On Interconnectivity, Infrastructure, and Small Joys: Thoughts from LP Owner, Jonathan Robinson
I was reminded this week of the slow but important work that so many in our community undertake to build and contribute to our city’s social infrastructure.
One of the most formative books I read before purchasing the store last year was “Palaces For The People: How Social Infrastructure Can Help Fight Inequality, Polarization, and the Decline of Civic Life”. Broadly, social infrastructure consists of the physical pieces of a community that help bring people together and build social capital. At its root is relationship, and “infrastructure” can be measured by how well it promotes and scales human relationships.
This type of infrastructure is formed by a mix of accessible, public spaces that collectively promote relationship and bring about the “small joys” that we often overlook or take for granted. They are an impromptu chat at the park, a cup of coffee with a friend, a neighborhood stroll with your family, or an after-school ice cream cone. If our interconnectedness defines us, then shouldn’t much of our time be spent pursuing it? More than ever, it’s important to name, then champion, the things that are restoring joy, not stealing it.
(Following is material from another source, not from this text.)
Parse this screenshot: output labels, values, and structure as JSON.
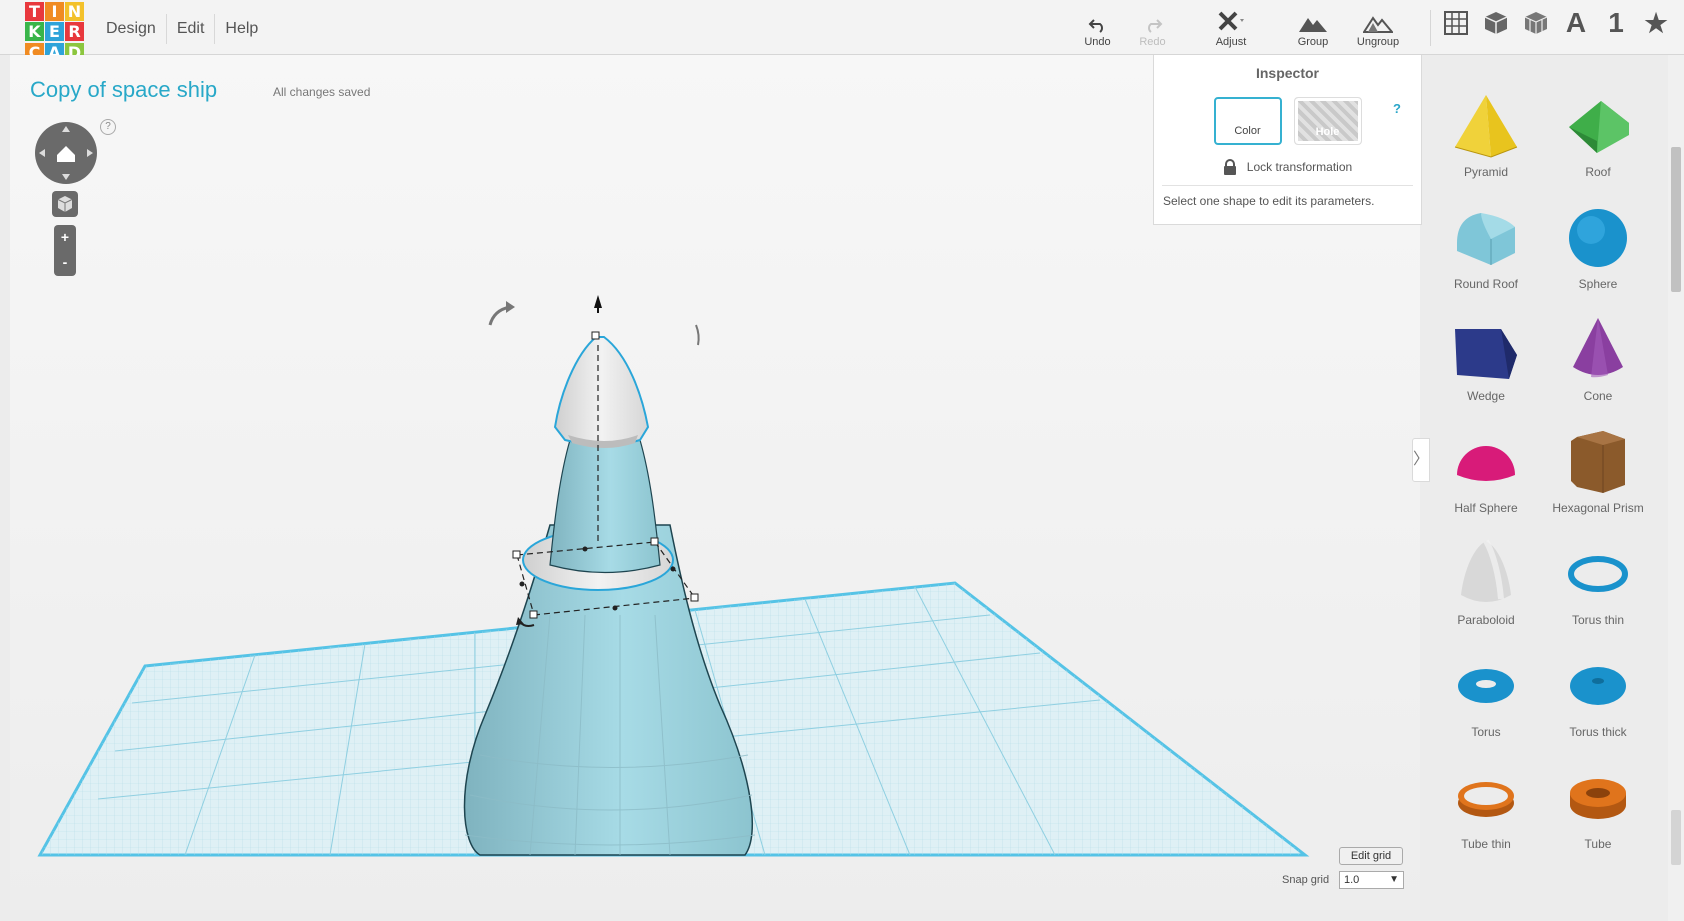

Two things have recently stirred this reflection. First, Amazon finally passed Walmart as the nation’s largest retailer. We are inundated with advertising, convenience, and pricing wars as the faceless world of mega-retail try to steal our attention and convert us to purchasers. We’re sold a story of job creation and low prices, a “new normal” where small, mom-and-pop stores can’t compete or even exist anymore. However, we ourselves sense a fast-growing fatigue, and in our little corner of the world, find that Main Street is thriving as the consumer refocuses on local.
Next, with Covid cases again on the rise, it seems the visible effects of fear and polarization have come soaring back to 2020 levels. We’re once again sorting ourselves into tribes and looking for enemies instead of friends. While disheartening, what each of us can control is where & how to focus our own intentional effort, and thus, seek to prop-up unity. We can cling to the small joys of each day, and for us, promote how our little shop contributes to civic unity and emotional well-being.
Our goal with the store has always been to create a community hub that is based around literacy and connection, while still offering a deeply personal, but tech-enabled experience. We’ve only become more resolute in our belief that people want to invest heavily in their neighborhood and that a strong independent bookstore can help glue a community.
Our happiest moments are seeing our own space contribute to your personal lives. Wednesday storytime, monthly book clubs, daily coffee meetings, support groups, or just a friendly chat with a bookseller — all of these move us closer to each other and break down the “us vs. them” walls that media and politics have unfortunately built.
Today, we’re deeply grateful to love and serve the place we call home, and to contribute a small sliver of positivity to our social infrastructure. Get outside, take a walk, call a friend, and find some hope in the magic of relationship (& reading).